### Web page and app entries
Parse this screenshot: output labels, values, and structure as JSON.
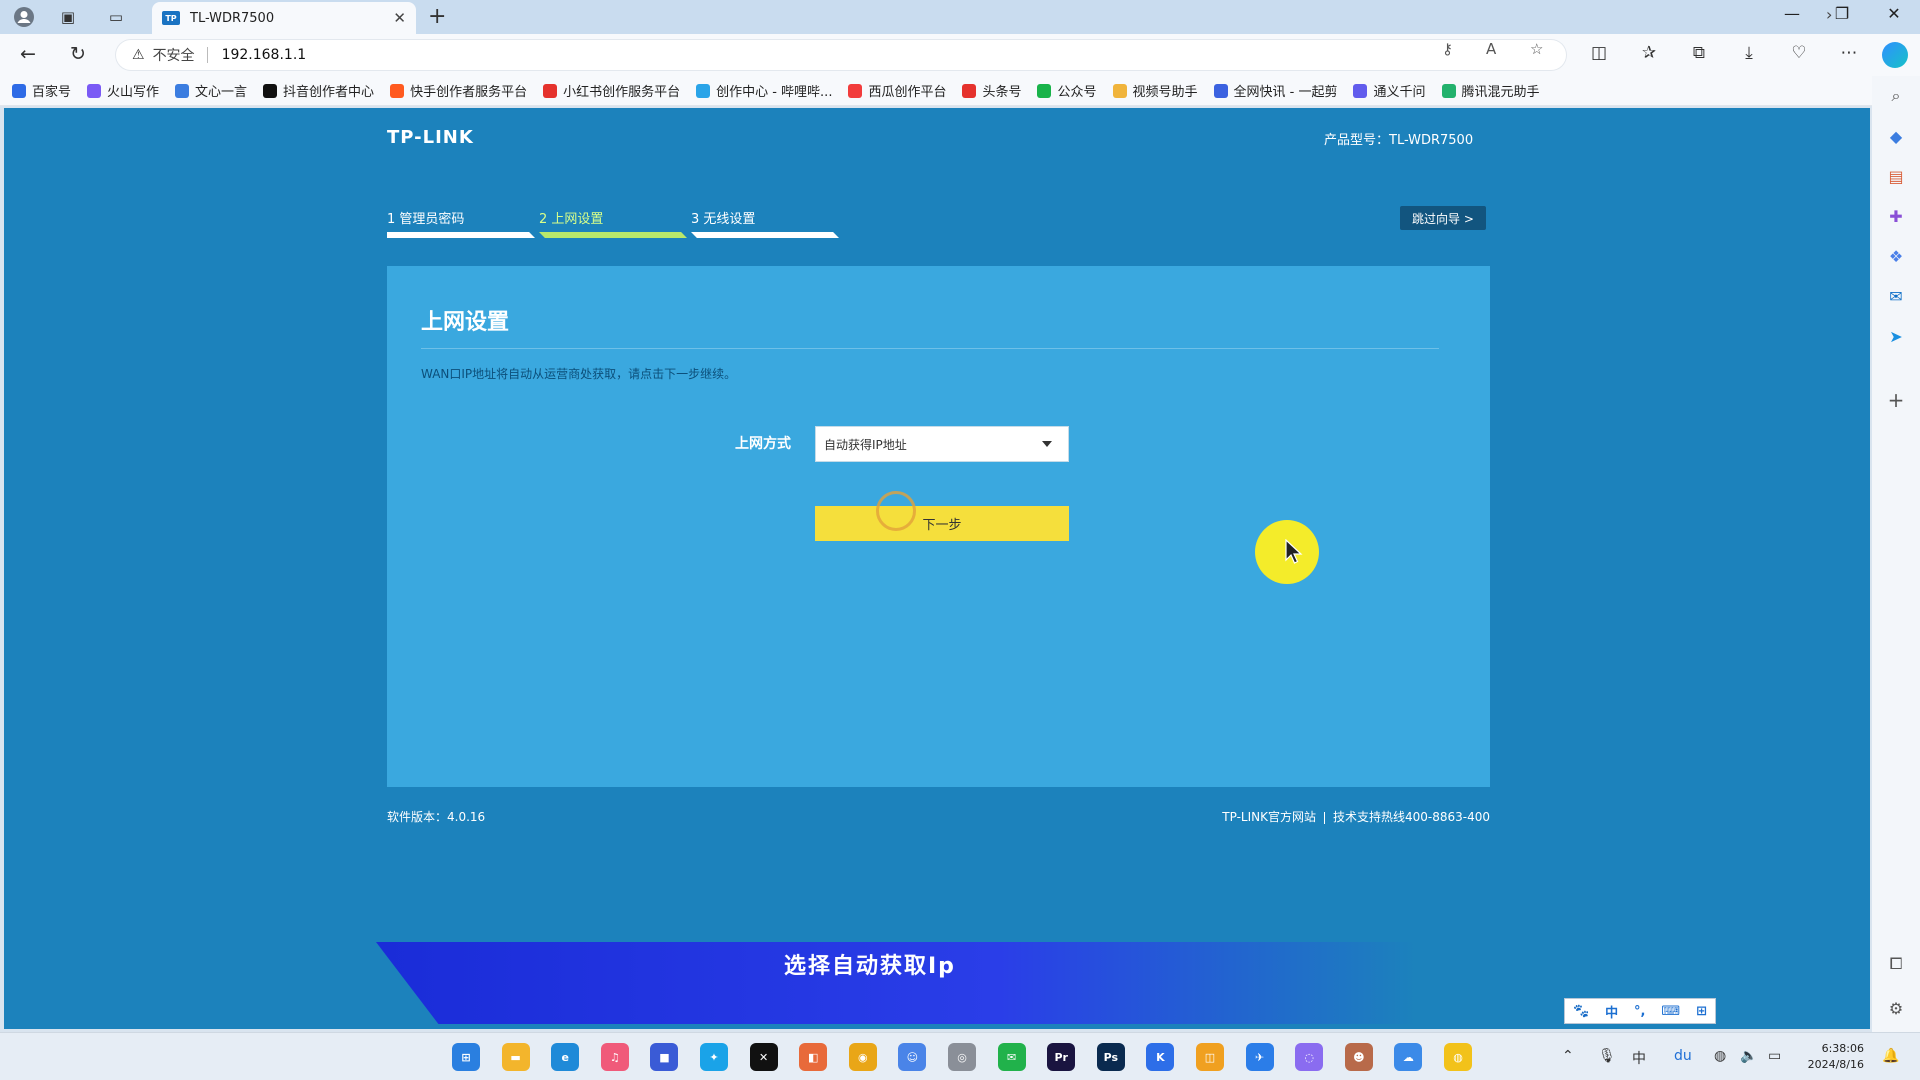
{
  "browser": {
    "tab_title": "TL-WDR7500",
    "tab_favicon_text": "TP",
    "security_label": "不安全",
    "url": "192.168.1.1",
    "bookmarks": [
      {
        "label": "百家号",
        "color": "#2e6be6"
      },
      {
        "label": "火山写作",
        "color": "#7a5af5"
      },
      {
        "label": "文心一言",
        "color": "#3b7de0"
      },
      {
        "label": "抖音创作者中心",
        "color": "#111111"
      },
      {
        "label": "快手创作者服务平台",
        "color": "#ff5a1f"
      },
      {
        "label": "小红书创作服务平台",
        "color": "#e5322d"
      },
      {
        "label": "创作中心 - 哔哩哔...",
        "color": "#2aa4e8"
      },
      {
        "label": "西瓜创作平台",
        "color": "#f23c3c"
      },
      {
        "label": "头条号",
        "color": "#e5322d"
      },
      {
        "label": "公众号",
        "color": "#19b34a"
      },
      {
        "label": "视频号助手",
        "color": "#f0b43c"
      },
      {
        "label": "全网快讯 - 一起剪",
        "color": "#3b62e0"
      },
      {
        "label": "通义千问",
        "color": "#615ced"
      },
      {
        "label": "腾讯混元助手",
        "color": "#23b26d"
      }
    ]
  },
  "router": {
    "logo": "TP-LINK",
    "model_label": "产品型号：TL-WDR7500",
    "steps": [
      {
        "label": "1 管理员密码",
        "active": false
      },
      {
        "label": "2 上网设置",
        "active": true
      },
      {
        "label": "3 无线设置",
        "active": false
      }
    ],
    "skip_label": "跳过向导 >",
    "panel_title": "上网设置",
    "panel_desc": "WAN口IP地址将自动从运营商处获取，请点击下一步继续。",
    "field_label": "上网方式",
    "select_value": "自动获得IP地址",
    "next_label": "下一步",
    "footer_version": "软件版本：4.0.16",
    "footer_site": "TP-LINK官方网站",
    "footer_hotline": "技术支持热线400-8863-400"
  },
  "overlay": {
    "caption": "选择自动获取Ip",
    "ime": [
      "🐾",
      "中",
      "°,",
      "⌨",
      "⊞"
    ]
  },
  "taskbar": {
    "time": "6:38:06",
    "date": "2024/8/16",
    "apps": [
      {
        "name": "start",
        "color": "#2a7fe0",
        "glyph": "⊞"
      },
      {
        "name": "files",
        "color": "#f3b52c",
        "glyph": "▬"
      },
      {
        "name": "edge",
        "color": "#1f8ad8",
        "glyph": "e"
      },
      {
        "name": "app-pink",
        "color": "#f05a7a",
        "glyph": "♫"
      },
      {
        "name": "store",
        "color": "#3a5bd6",
        "glyph": "■"
      },
      {
        "name": "app-blue",
        "color": "#1aa3e8",
        "glyph": "✦"
      },
      {
        "name": "capcut",
        "color": "#111111",
        "glyph": "✕"
      },
      {
        "name": "app-office",
        "color": "#e86a3a",
        "glyph": "◧"
      },
      {
        "name": "chrome",
        "color": "#e9a617",
        "glyph": "◉"
      },
      {
        "name": "app-bot",
        "color": "#4a84e8",
        "glyph": "☺"
      },
      {
        "name": "app-gray",
        "color": "#8a8f98",
        "glyph": "◎"
      },
      {
        "name": "wechat",
        "color": "#21b24b",
        "glyph": "✉"
      },
      {
        "name": "premiere",
        "color": "#1a1440",
        "glyph": "Pr"
      },
      {
        "name": "photoshop",
        "color": "#0a2a4f",
        "glyph": "Ps"
      },
      {
        "name": "app-k",
        "color": "#2d6ee8",
        "glyph": "K"
      },
      {
        "name": "app-orange",
        "color": "#f0a020",
        "glyph": "◫"
      },
      {
        "name": "app-bird",
        "color": "#2b7de8",
        "glyph": "✈"
      },
      {
        "name": "app-purple",
        "color": "#8a6cf0",
        "glyph": "◌"
      },
      {
        "name": "app-avatar",
        "color": "#b86a4a",
        "glyph": "☻"
      },
      {
        "name": "app-cloud",
        "color": "#3b8ae8",
        "glyph": "☁"
      },
      {
        "name": "app-yellow",
        "color": "#f2c21a",
        "glyph": "◍"
      }
    ]
  }
}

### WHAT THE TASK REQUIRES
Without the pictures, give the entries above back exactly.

### SOLUTION FOR THIS EXERCISE
Parse this screenshot: output labels, values, and structure as JSON.
{
  "browser": {
    "tab_title": "TL-WDR7500",
    "tab_favicon_text": "TP",
    "security_label": "不安全",
    "url": "192.168.1.1",
    "bookmarks": [
      {
        "label": "百家号",
        "color": "#2e6be6"
      },
      {
        "label": "火山写作",
        "color": "#7a5af5"
      },
      {
        "label": "文心一言",
        "color": "#3b7de0"
      },
      {
        "label": "抖音创作者中心",
        "color": "#111111"
      },
      {
        "label": "快手创作者服务平台",
        "color": "#ff5a1f"
      },
      {
        "label": "小红书创作服务平台",
        "color": "#e5322d"
      },
      {
        "label": "创作中心 - 哔哩哔...",
        "color": "#2aa4e8"
      },
      {
        "label": "西瓜创作平台",
        "color": "#f23c3c"
      },
      {
        "label": "头条号",
        "color": "#e5322d"
      },
      {
        "label": "公众号",
        "color": "#19b34a"
      },
      {
        "label": "视频号助手",
        "color": "#f0b43c"
      },
      {
        "label": "全网快讯 - 一起剪",
        "color": "#3b62e0"
      },
      {
        "label": "通义千问",
        "color": "#615ced"
      },
      {
        "label": "腾讯混元助手",
        "color": "#23b26d"
      }
    ]
  },
  "router": {
    "logo": "TP-LINK",
    "model_label": "产品型号：TL-WDR7500",
    "steps": [
      {
        "label": "1 管理员密码",
        "active": false
      },
      {
        "label": "2 上网设置",
        "active": true
      },
      {
        "label": "3 无线设置",
        "active": false
      }
    ],
    "skip_label": "跳过向导 >",
    "panel_title": "上网设置",
    "panel_desc": "WAN口IP地址将自动从运营商处获取，请点击下一步继续。",
    "field_label": "上网方式",
    "select_value": "自动获得IP地址",
    "next_label": "下一步",
    "footer_version": "软件版本：4.0.16",
    "footer_site": "TP-LINK官方网站",
    "footer_hotline": "技术支持热线400-8863-400"
  },
  "overlay": {
    "caption": "选择自动获取Ip",
    "ime": [
      "🐾",
      "中",
      "°,",
      "⌨",
      "⊞"
    ]
  },
  "taskbar": {
    "time": "6:38:06",
    "date": "2024/8/16",
    "apps": [
      {
        "name": "start",
        "color": "#2a7fe0",
        "glyph": "⊞"
      },
      {
        "name": "files",
        "color": "#f3b52c",
        "glyph": "▬"
      },
      {
        "name": "edge",
        "color": "#1f8ad8",
        "glyph": "e"
      },
      {
        "name": "app-pink",
        "color": "#f05a7a",
        "glyph": "♫"
      },
      {
        "name": "store",
        "color": "#3a5bd6",
        "glyph": "■"
      },
      {
        "name": "app-blue",
        "color": "#1aa3e8",
        "glyph": "✦"
      },
      {
        "name": "capcut",
        "color": "#111111",
        "glyph": "✕"
      },
      {
        "name": "app-office",
        "color": "#e86a3a",
        "glyph": "◧"
      },
      {
        "name": "chrome",
        "color": "#e9a617",
        "glyph": "◉"
      },
      {
        "name": "app-bot",
        "color": "#4a84e8",
        "glyph": "☺"
      },
      {
        "name": "app-gray",
        "color": "#8a8f98",
        "glyph": "◎"
      },
      {
        "name": "wechat",
        "color": "#21b24b",
        "glyph": "✉"
      },
      {
        "name": "premiere",
        "color": "#1a1440",
        "glyph": "Pr"
      },
      {
        "name": "photoshop",
        "color": "#0a2a4f",
        "glyph": "Ps"
      },
      {
        "name": "app-k",
        "color": "#2d6ee8",
        "glyph": "K"
      },
      {
        "name": "app-orange",
        "color": "#f0a020",
        "glyph": "◫"
      },
      {
        "name": "app-bird",
        "color": "#2b7de8",
        "glyph": "✈"
      },
      {
        "name": "app-purple",
        "color": "#8a6cf0",
        "glyph": "◌"
      },
      {
        "name": "app-avatar",
        "color": "#b86a4a",
        "glyph": "☻"
      },
      {
        "name": "app-cloud",
        "color": "#3b8ae8",
        "glyph": "☁"
      },
      {
        "name": "app-yellow",
        "color": "#f2c21a",
        "glyph": "◍"
      }
    ]
  }
}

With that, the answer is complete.